Huawei pushes ahead with own operating system

People visit the Huawei stand during day one of the 2019 Consumer Electronics Show Asia at Shanghai New International Expo Centre on June 11 2019 in Shanghai, China. Picture: VCG VIA GETTY IMAGES/CHINA NEWS SERVICE/ZHANG HENGWEI

Mexico City — An executive of China’s Huawei, which has been banned from working with US tech firms, said on Thursday that the telecoms giant is in the process of potentially launching its “Hongmeng” operating system (OS) to replace the US Android OS.

Andrew Williamson, vice-president of Huawei Technologies’ public affairs and communications, said in an interview that the company will “presumably” trademark Hongmeng.

President Donald Trump’s administration in May put Huawei on a blacklist that barred it from doing business with US tech companies such as Alphabet, whose Android OS is used in Huawei’s phones.

“Huawei is in the process of potentially launching a replacement,” Williamson said in Mexico City. “It’s not something Huawei wants. We’re very happy of being part of the Android family, but Hongmeng is being tested, mostly in China.”

“Presumably we’ll be trying to put trademarks,” he added.

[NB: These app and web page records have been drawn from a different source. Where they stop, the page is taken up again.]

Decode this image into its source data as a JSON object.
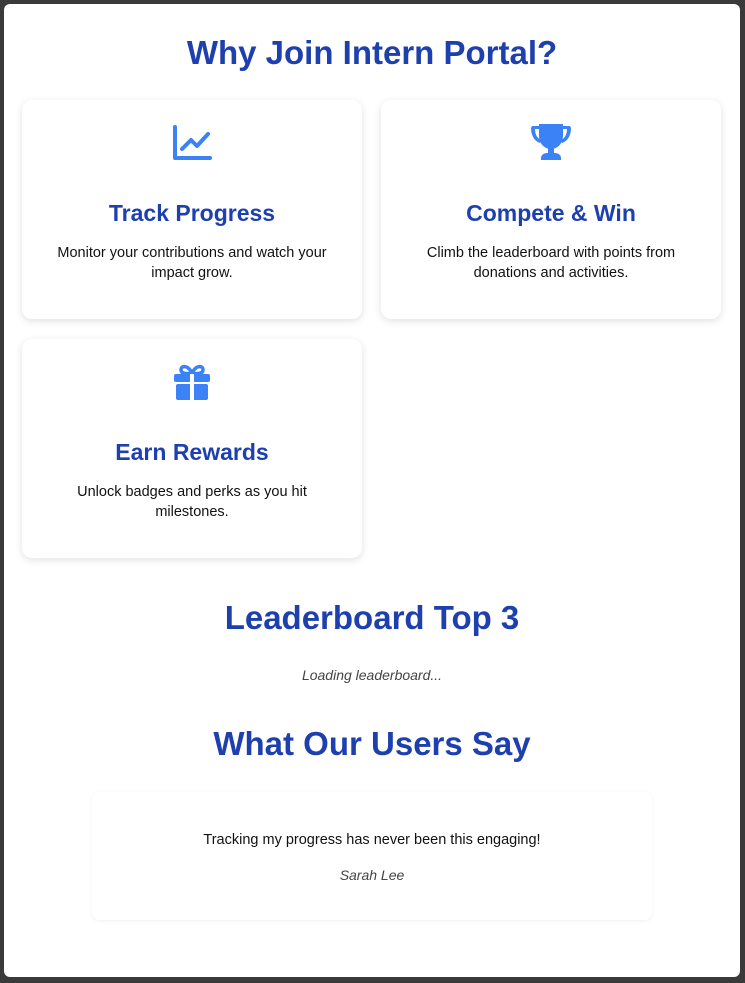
{
  "features": {
    "heading": "Why Join Intern Portal?",
    "items": [
      {
        "icon": "chart-line-icon",
        "title": "Track Progress",
        "description": "Monitor your contributions and watch your impact grow."
      },
      {
        "icon": "trophy-icon",
        "title": "Compete & Win",
        "description": "Climb the leaderboard with points from donations and activities."
      },
      {
        "icon": "gift-icon",
        "title": "Earn Rewards",
        "description": "Unlock badges and perks as you hit milestones."
      }
    ]
  },
  "leaderboard": {
    "heading": "Leaderboard Top 3",
    "loading_text": "Loading leaderboard..."
  },
  "testimonials": {
    "heading": "What Our Users Say",
    "items": [
      {
        "quote": "Tracking my progress has never been this engaging!",
        "author": "Sarah Lee"
      }
    ]
  },
  "colors": {
    "heading": "#1e40af",
    "icon": "#3b82f6",
    "text": "#111111",
    "muted": "#444444"
  }
}
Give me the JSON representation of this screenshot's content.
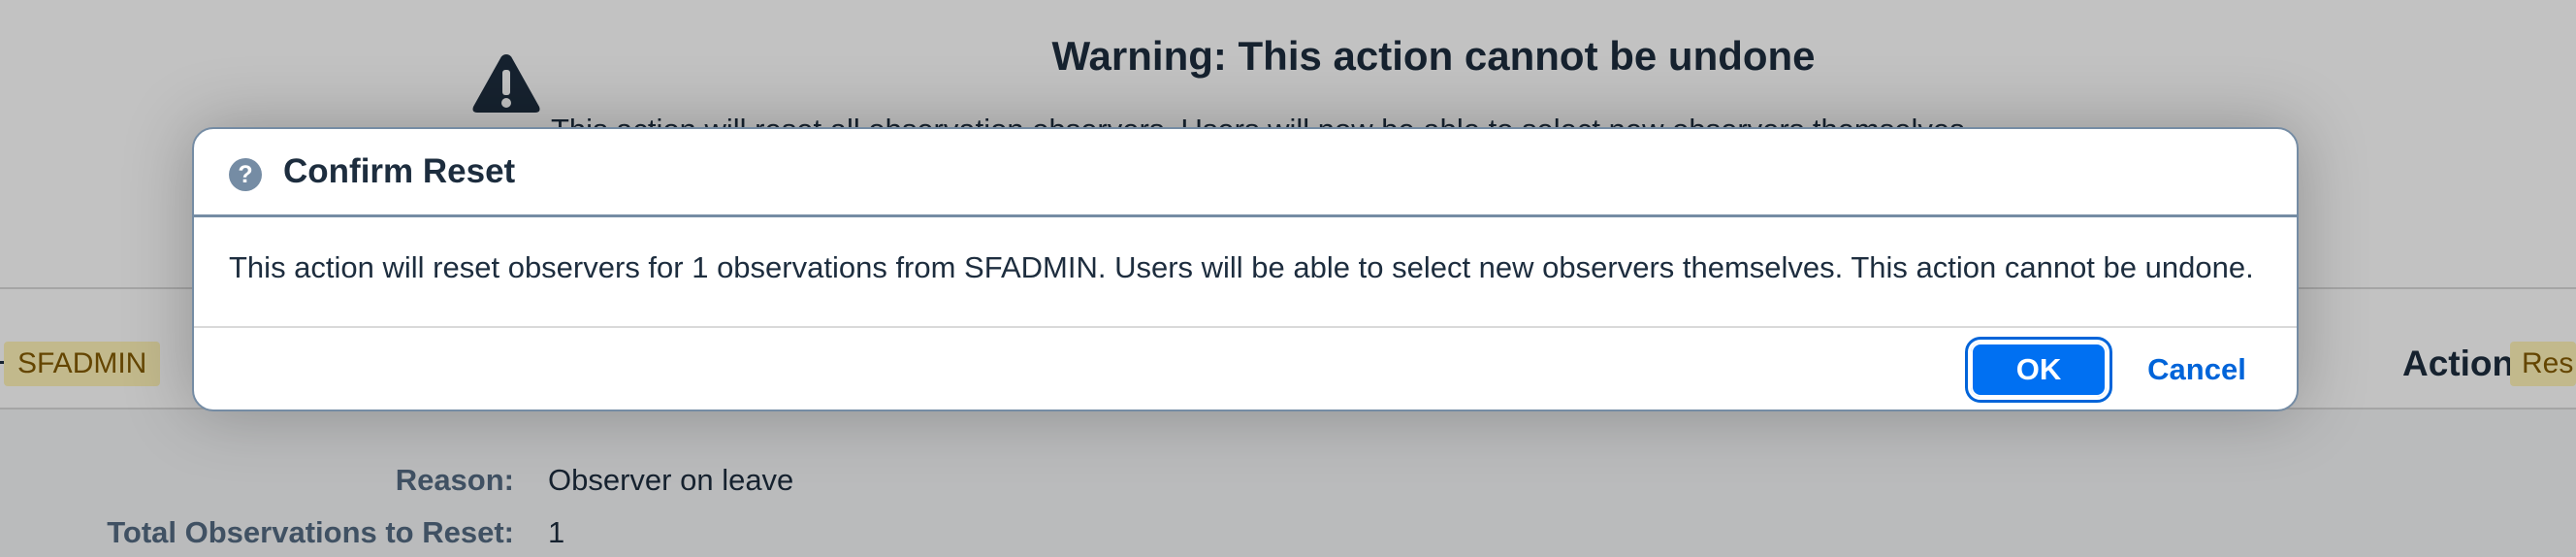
{
  "background": {
    "warning_title": "Warning: This action cannot be undone",
    "warning_text": "This action will reset all observation observers. Users will now be able to select new observers themselves.",
    "user_tag": "SFADMIN",
    "action_label": "Action",
    "action_tag": "Res",
    "reason_label": "Reason:",
    "reason_value": "Observer on leave",
    "total_label": "Total Observations to Reset:",
    "total_value": "1",
    "icons": {
      "warning": "warning-triangle-icon"
    }
  },
  "dialog": {
    "title": "Confirm Reset",
    "help_glyph": "?",
    "message": "This action will reset observers for 1 observations from SFADMIN. Users will be able to select new observers themselves. This action cannot be undone.",
    "ok_label": "OK",
    "cancel_label": "Cancel",
    "icons": {
      "header": "help-circle-icon"
    }
  },
  "colors": {
    "primary": "#0070f2",
    "link": "#0064d9",
    "text": "#1d2d3e",
    "label": "#556b82",
    "dialog_border": "#758ca4",
    "tag_bg": "#fff3b8",
    "tag_text": "#845b00"
  }
}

Williamson said he expected 2019 revenue growth would be almost flat at about 20%, compared with 2018’s expansion of 19.5%. Huawei said in March its three main business groups were likely to post double-digit growth in 2019.

Williamson said that if trade tensions escalate into a full-blown trade war, Hongmeng would be ready to go “in months”.

Data from the UN World Intellectual Property Organization shows that Huawei, the world’s biggest maker of telecoms network gear, has already applied to trademark Hongmeng in a number of countries.

Williamson said chipmakers knew that cutting off Huawei could have catastrophic consequences for their business.

“We’re not specifically asking anyone to lobby for us. They’re doing it by their own desire because, for many of them, Huawei is one of their major customers,” he said.

Huawei has come under mounting scrutiny for over a year, led by US allegations that “back doors” in its routers, switches and other gear could allow China to spy on US communications.

The company has denied its products pose a security threat.

[“source=businesslive”]